Exercise data: Begin

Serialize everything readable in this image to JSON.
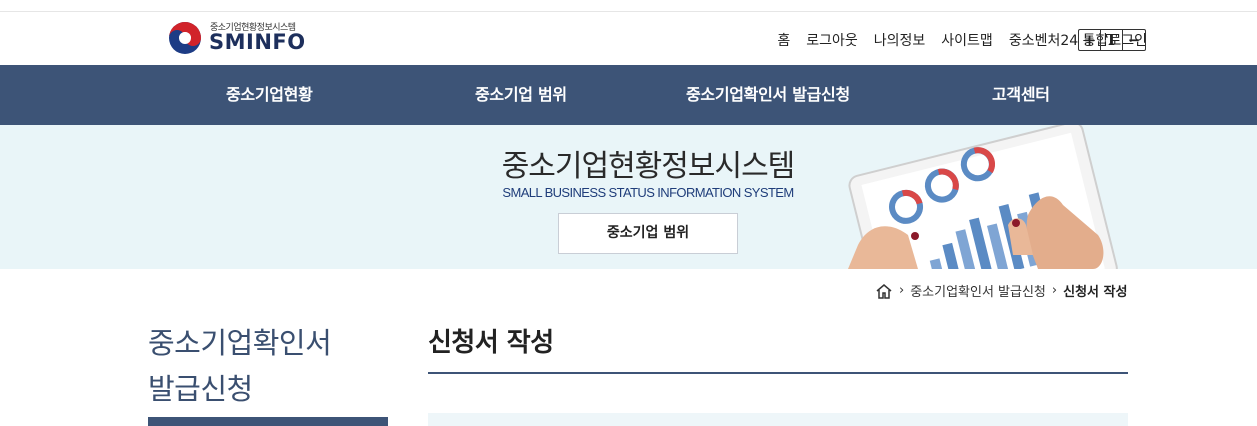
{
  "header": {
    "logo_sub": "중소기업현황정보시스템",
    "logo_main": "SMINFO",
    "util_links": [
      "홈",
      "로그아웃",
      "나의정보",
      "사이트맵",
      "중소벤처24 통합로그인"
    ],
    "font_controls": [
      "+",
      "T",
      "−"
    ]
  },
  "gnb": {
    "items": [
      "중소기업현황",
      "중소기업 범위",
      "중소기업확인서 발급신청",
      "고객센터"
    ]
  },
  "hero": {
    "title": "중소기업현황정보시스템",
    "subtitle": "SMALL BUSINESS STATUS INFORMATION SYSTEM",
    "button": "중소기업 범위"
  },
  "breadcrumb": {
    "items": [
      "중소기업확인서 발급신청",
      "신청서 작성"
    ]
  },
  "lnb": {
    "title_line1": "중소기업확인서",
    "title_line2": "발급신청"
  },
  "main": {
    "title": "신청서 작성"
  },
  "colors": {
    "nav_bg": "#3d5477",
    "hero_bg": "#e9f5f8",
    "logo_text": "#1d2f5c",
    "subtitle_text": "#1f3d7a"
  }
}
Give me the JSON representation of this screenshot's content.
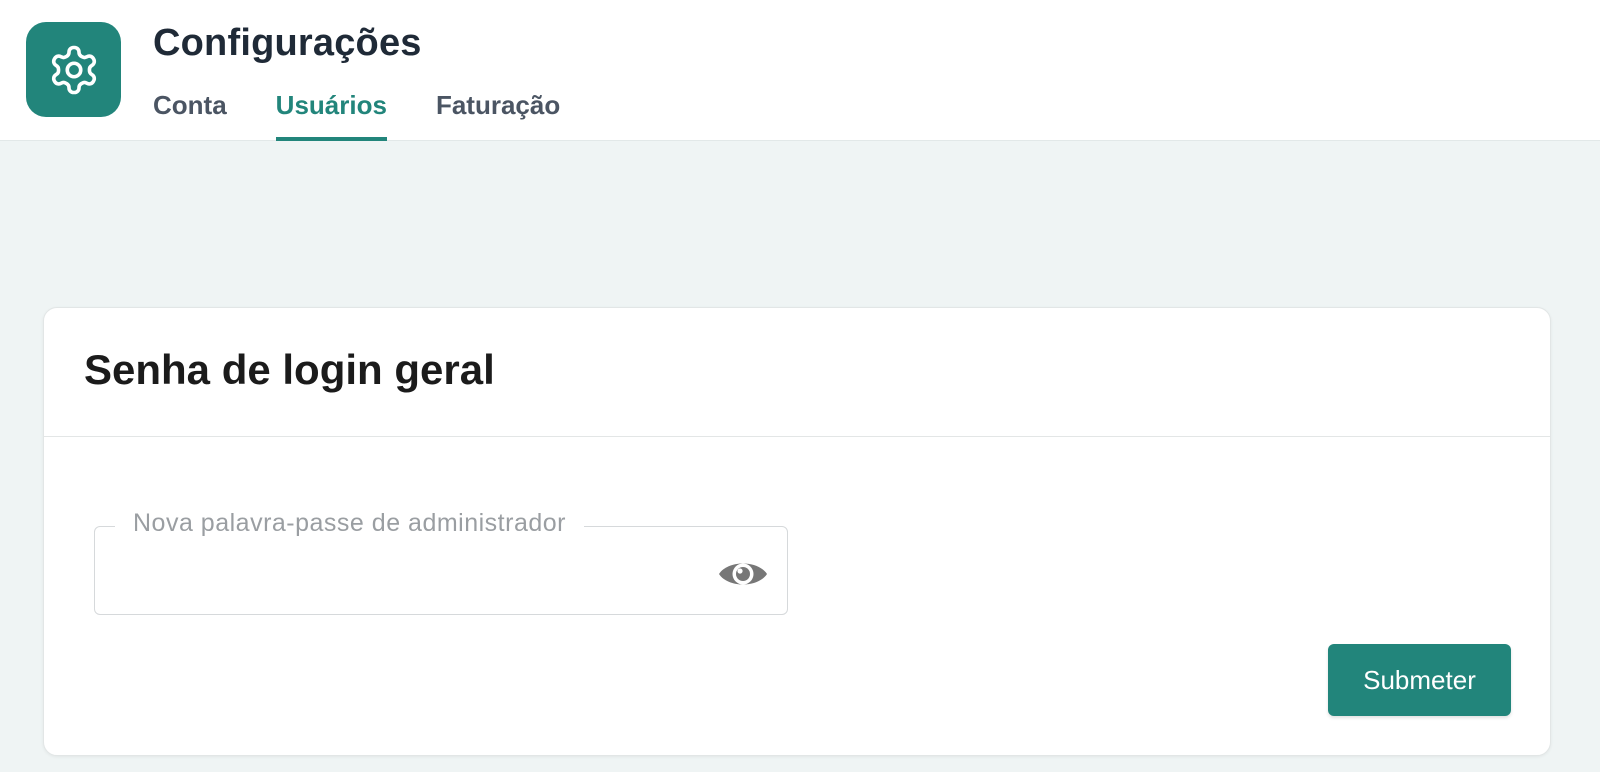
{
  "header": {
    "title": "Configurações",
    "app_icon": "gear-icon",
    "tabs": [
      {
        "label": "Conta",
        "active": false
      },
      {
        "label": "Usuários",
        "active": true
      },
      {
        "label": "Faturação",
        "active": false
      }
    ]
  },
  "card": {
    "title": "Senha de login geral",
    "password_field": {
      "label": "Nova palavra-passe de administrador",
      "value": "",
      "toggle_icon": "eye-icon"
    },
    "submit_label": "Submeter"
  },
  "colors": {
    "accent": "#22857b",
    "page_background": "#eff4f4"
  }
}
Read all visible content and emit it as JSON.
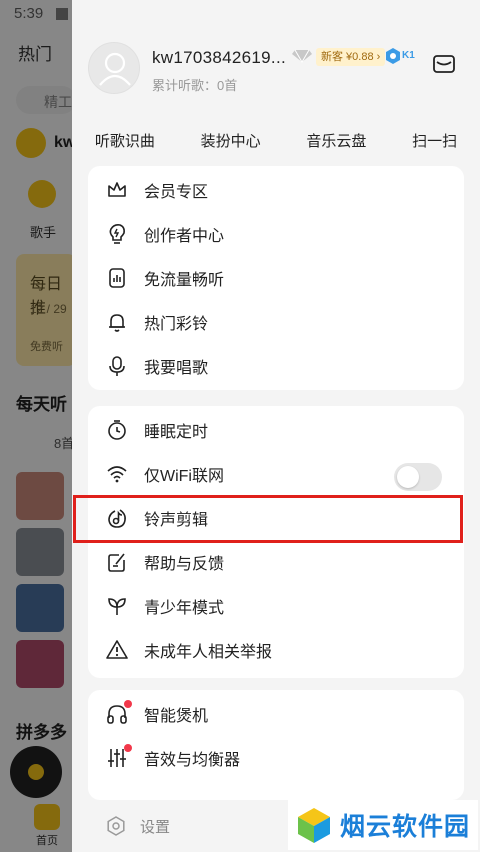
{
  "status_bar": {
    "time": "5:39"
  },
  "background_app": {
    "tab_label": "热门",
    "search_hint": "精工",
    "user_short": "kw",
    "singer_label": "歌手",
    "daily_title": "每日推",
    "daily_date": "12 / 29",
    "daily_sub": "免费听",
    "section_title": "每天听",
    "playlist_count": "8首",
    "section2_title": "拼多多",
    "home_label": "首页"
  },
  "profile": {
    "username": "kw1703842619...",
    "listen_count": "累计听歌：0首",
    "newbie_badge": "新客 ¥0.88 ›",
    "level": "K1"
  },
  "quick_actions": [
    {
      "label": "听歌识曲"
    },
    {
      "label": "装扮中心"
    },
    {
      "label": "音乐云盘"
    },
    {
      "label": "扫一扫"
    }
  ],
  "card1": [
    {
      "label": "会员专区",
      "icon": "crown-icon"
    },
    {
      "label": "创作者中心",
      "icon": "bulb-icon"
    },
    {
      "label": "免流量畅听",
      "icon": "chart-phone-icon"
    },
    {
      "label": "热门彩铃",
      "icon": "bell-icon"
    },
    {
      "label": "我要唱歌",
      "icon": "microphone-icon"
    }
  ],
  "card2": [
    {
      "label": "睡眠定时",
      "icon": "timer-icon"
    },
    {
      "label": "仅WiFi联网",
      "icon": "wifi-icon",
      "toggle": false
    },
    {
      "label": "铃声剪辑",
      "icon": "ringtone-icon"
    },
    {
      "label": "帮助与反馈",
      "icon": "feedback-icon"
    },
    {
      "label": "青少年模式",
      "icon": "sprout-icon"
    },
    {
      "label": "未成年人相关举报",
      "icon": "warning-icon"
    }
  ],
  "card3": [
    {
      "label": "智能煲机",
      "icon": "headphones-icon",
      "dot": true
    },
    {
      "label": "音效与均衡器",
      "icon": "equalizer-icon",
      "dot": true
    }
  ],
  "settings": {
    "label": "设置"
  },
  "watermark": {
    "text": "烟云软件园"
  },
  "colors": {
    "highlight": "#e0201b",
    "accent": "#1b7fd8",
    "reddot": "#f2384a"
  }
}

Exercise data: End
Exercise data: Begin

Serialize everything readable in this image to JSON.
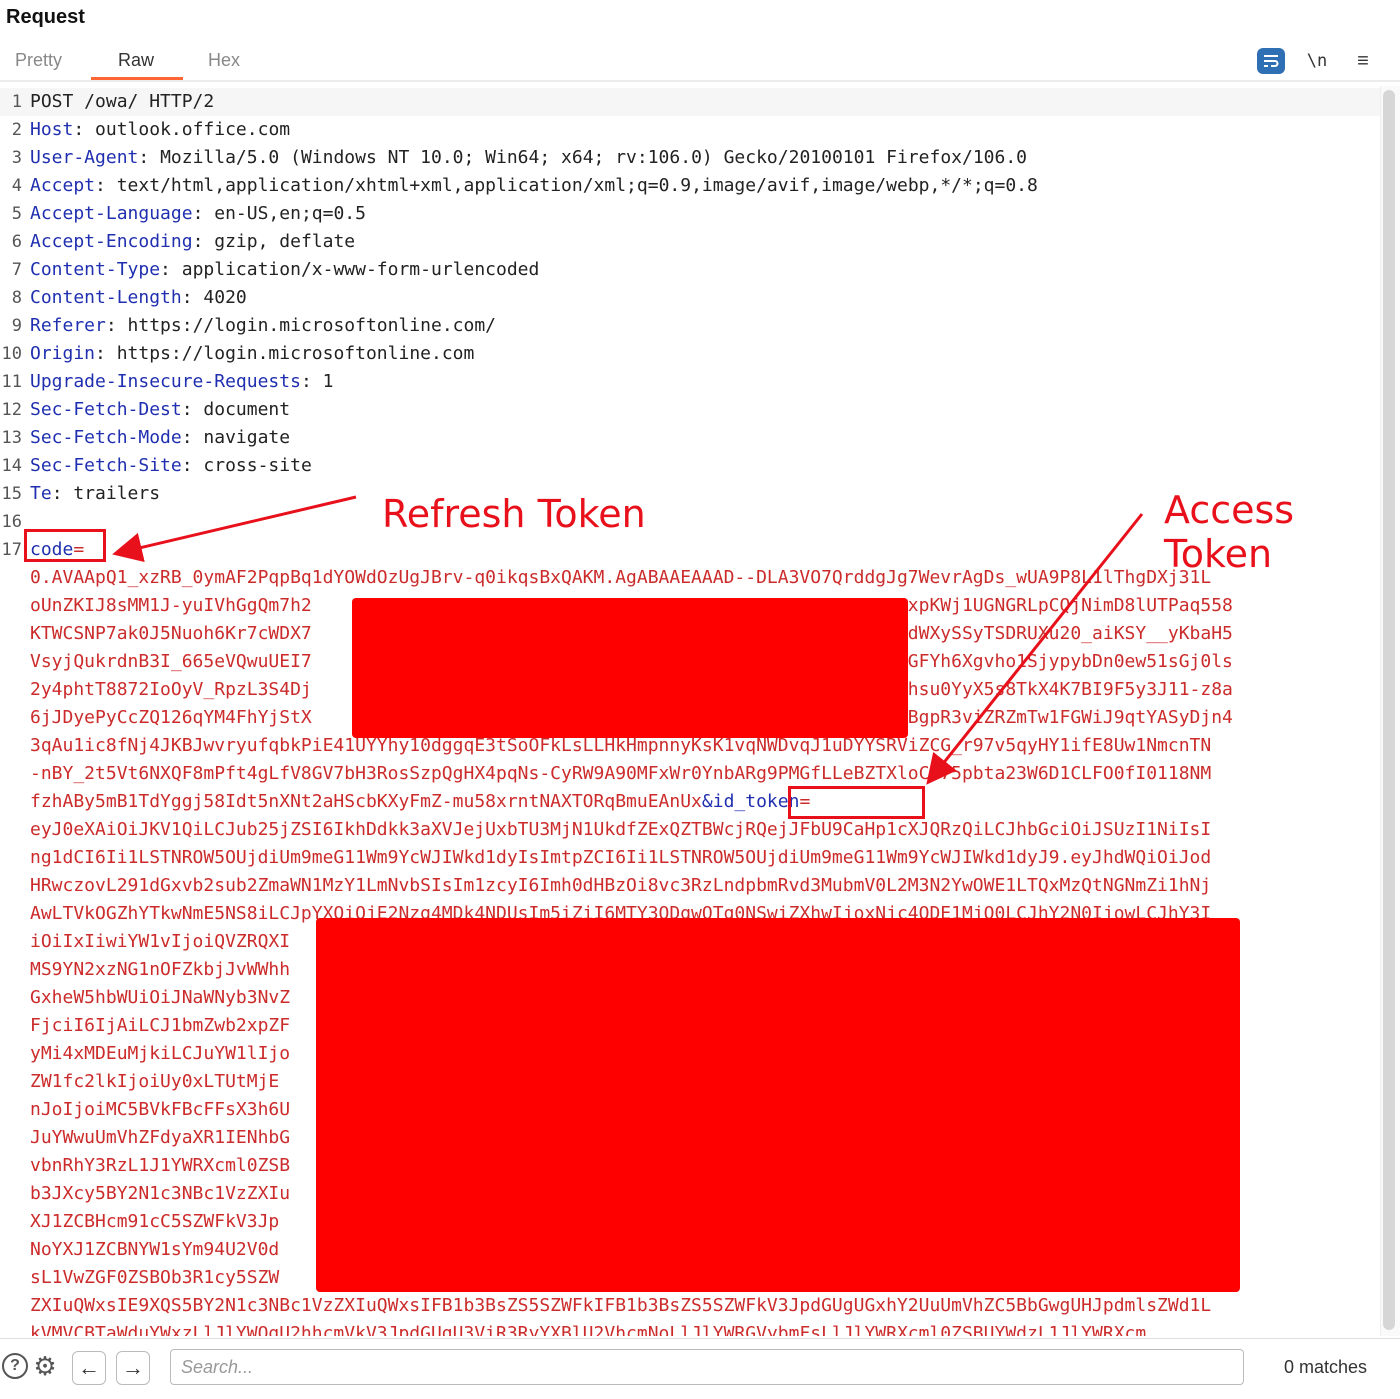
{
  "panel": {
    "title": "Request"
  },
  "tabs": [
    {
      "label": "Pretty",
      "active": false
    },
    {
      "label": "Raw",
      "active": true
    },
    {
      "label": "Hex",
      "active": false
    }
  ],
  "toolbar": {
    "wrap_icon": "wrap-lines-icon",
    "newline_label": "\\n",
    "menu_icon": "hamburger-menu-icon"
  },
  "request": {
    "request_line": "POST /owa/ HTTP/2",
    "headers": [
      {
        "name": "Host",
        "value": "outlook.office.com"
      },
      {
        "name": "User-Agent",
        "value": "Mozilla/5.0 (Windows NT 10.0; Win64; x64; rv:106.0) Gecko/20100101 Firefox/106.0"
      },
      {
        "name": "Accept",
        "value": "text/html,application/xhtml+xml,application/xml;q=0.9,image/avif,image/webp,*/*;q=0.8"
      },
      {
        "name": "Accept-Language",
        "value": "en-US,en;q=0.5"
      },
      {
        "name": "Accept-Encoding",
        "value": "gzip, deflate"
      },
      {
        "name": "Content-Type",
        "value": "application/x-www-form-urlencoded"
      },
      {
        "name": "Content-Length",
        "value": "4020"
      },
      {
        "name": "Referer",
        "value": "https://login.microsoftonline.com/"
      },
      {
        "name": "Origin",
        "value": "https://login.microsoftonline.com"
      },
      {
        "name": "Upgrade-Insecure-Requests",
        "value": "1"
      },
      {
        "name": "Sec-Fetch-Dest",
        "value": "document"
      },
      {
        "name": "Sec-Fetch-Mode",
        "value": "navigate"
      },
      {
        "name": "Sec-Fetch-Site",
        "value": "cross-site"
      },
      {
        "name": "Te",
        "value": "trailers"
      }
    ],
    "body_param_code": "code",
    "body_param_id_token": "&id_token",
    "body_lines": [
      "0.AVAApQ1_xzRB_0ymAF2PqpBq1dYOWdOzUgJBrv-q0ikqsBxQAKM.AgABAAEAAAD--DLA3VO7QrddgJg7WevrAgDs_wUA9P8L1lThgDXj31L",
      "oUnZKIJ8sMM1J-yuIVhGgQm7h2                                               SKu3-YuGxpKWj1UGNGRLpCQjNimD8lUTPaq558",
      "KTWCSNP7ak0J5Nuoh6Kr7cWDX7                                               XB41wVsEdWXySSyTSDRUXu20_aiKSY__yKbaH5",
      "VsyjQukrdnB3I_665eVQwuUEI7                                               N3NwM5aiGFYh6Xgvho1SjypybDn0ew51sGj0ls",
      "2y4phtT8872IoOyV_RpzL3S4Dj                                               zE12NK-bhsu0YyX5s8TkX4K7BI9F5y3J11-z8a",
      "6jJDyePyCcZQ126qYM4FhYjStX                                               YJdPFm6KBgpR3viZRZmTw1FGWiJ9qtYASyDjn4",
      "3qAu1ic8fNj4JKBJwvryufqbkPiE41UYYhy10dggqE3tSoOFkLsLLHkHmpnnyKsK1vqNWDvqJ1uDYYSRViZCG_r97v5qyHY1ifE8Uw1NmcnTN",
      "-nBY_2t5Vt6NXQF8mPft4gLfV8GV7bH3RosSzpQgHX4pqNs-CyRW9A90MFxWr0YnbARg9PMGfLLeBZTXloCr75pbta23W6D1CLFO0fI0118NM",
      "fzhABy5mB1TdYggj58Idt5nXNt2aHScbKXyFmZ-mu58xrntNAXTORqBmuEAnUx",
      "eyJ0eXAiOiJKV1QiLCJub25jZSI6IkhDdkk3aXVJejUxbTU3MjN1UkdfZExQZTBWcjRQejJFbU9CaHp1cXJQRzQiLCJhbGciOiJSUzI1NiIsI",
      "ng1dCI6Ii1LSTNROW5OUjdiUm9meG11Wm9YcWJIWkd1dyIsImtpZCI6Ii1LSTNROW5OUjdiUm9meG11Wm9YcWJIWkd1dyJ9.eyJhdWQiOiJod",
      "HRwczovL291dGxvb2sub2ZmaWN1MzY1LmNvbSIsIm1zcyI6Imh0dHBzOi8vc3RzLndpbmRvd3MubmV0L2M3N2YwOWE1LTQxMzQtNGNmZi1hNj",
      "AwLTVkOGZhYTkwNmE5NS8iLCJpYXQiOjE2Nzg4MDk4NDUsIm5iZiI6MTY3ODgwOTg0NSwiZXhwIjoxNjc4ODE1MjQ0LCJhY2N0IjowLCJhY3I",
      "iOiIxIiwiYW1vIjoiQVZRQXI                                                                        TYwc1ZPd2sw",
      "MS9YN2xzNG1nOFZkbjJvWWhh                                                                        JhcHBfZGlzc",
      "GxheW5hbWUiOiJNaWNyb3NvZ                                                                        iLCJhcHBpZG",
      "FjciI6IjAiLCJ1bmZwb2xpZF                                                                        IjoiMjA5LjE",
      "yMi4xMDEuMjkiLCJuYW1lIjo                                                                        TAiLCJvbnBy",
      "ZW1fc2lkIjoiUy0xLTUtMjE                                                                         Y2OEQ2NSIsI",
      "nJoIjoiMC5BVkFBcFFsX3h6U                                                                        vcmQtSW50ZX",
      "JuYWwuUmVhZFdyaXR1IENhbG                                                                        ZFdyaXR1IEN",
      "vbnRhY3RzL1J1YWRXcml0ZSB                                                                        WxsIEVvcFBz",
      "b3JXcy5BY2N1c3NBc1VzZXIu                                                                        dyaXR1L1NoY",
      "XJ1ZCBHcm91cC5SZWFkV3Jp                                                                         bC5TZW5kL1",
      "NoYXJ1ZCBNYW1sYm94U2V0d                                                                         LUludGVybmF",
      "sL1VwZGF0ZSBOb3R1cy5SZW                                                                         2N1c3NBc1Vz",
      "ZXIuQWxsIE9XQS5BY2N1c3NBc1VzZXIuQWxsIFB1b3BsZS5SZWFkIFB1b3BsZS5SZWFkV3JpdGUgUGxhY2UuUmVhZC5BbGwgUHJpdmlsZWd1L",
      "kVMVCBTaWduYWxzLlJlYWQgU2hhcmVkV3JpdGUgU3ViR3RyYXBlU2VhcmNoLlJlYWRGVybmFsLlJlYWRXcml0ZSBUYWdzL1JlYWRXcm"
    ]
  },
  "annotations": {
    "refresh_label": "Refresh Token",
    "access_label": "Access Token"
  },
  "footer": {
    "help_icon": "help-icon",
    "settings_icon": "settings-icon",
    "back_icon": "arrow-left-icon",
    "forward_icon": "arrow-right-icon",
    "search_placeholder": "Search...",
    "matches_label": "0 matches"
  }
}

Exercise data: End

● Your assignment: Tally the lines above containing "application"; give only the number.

● Solved exercise: 2